What is required: Wherever a line in the material contains the word "love", copy that line.

+--

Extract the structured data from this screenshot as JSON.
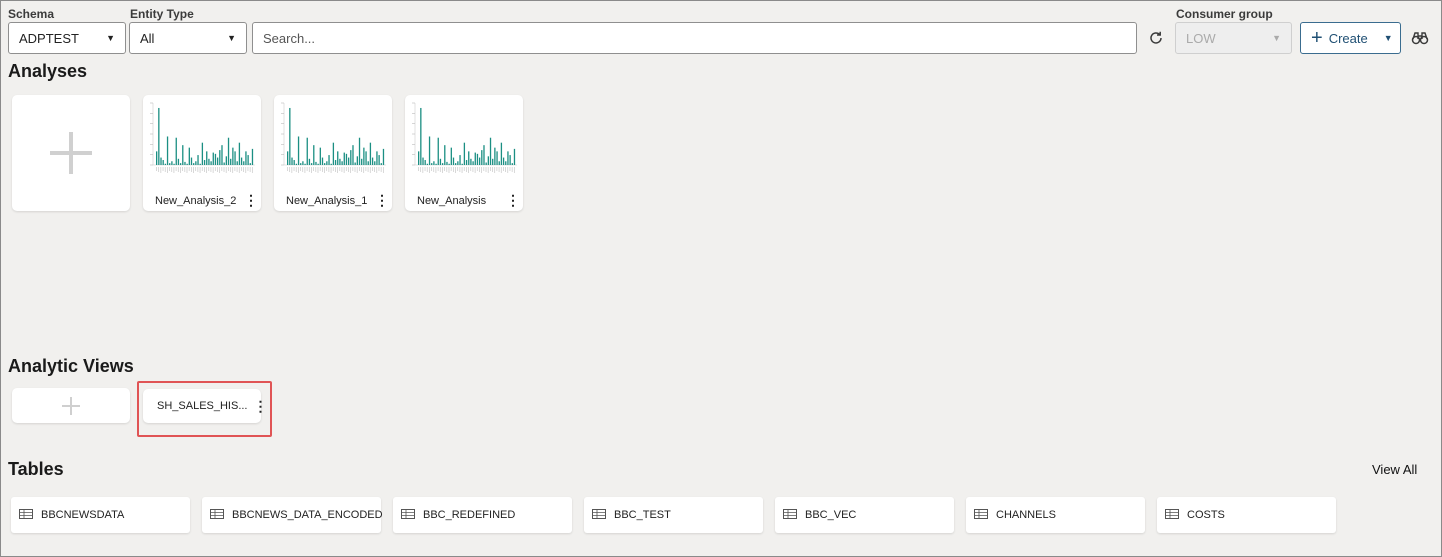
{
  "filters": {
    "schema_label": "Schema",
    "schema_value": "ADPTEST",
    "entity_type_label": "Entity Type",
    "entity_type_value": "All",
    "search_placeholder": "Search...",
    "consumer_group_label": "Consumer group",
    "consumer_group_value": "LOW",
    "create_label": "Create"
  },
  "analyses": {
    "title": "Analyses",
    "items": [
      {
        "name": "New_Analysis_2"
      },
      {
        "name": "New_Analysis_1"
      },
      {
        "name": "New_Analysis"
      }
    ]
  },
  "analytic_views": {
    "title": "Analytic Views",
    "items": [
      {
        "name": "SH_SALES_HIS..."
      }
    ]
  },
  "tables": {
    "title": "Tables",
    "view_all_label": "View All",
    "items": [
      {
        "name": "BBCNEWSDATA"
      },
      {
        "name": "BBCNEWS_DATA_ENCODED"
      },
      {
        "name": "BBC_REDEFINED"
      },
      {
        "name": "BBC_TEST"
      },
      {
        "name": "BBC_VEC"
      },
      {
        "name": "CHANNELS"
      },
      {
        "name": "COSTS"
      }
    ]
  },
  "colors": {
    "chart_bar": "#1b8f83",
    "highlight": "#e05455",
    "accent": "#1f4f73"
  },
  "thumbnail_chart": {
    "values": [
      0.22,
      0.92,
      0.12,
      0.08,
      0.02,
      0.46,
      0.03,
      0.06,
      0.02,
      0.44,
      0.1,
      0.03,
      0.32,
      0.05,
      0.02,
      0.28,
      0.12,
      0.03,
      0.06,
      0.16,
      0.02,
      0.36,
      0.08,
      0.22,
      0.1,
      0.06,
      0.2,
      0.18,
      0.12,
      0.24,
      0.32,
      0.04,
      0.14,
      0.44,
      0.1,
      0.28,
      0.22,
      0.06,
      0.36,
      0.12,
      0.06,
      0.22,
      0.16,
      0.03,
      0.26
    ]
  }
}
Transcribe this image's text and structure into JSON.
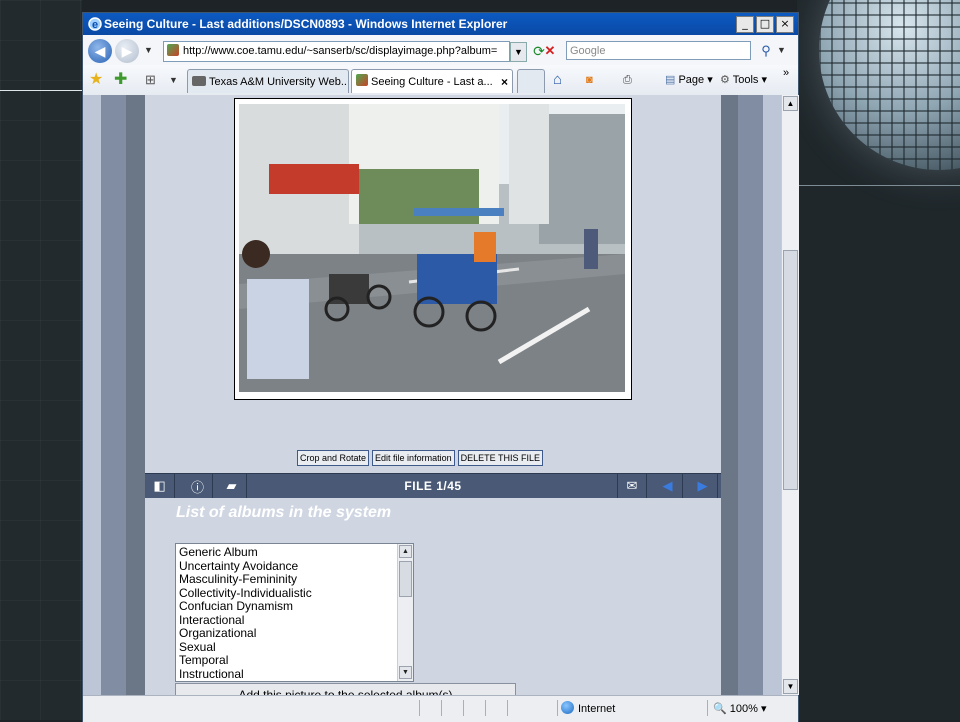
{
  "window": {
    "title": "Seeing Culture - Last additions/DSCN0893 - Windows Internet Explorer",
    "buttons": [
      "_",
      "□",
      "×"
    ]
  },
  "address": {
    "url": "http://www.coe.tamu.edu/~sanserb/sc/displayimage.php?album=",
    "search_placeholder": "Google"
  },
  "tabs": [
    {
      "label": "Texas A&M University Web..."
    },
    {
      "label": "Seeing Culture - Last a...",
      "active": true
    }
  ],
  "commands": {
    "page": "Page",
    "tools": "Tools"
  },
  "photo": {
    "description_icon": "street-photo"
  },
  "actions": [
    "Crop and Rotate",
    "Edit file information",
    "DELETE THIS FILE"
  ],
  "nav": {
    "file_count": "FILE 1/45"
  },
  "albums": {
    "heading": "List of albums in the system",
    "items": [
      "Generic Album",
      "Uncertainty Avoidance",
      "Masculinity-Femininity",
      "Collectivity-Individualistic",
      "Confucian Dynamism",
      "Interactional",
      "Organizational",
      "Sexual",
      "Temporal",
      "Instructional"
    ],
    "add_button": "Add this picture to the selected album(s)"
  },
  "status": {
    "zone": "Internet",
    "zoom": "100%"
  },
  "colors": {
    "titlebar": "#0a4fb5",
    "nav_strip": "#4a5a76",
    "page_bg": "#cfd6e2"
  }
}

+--

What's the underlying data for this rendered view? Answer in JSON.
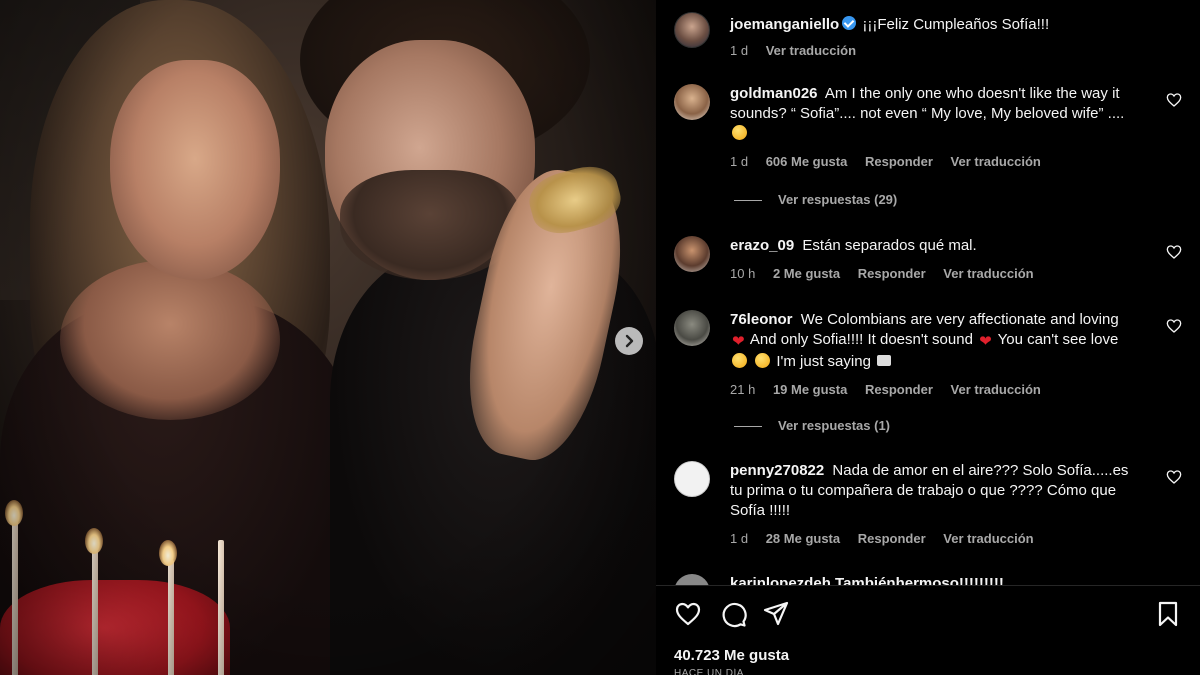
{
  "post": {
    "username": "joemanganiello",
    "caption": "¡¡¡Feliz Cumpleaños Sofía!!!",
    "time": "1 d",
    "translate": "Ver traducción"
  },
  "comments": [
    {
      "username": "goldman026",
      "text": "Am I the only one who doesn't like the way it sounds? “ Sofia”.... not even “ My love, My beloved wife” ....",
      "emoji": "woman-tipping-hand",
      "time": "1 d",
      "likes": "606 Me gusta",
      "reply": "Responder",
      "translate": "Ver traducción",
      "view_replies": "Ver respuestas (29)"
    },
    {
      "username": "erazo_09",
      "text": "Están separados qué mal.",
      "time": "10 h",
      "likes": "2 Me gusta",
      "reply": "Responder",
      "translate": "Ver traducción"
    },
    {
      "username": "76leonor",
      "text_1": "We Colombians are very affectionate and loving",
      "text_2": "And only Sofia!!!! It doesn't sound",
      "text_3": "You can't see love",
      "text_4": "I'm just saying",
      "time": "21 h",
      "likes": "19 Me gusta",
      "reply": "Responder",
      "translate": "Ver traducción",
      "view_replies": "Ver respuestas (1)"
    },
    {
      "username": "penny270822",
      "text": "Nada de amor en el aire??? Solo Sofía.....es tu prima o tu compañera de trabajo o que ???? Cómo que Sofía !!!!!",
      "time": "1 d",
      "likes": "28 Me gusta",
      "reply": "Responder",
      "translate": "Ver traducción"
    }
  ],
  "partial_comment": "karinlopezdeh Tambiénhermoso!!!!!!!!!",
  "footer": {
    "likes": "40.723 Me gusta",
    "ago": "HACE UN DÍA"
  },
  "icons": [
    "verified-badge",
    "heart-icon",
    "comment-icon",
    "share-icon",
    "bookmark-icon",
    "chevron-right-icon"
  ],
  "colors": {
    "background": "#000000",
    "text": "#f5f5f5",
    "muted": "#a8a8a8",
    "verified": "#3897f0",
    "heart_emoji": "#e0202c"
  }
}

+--

Your solution:
      "text": "Am I the only one who doesn't like the way it sounds? “ Sofia”.... not even “ My love, My beloved wife” ....",
      "text_3": "You can't see love",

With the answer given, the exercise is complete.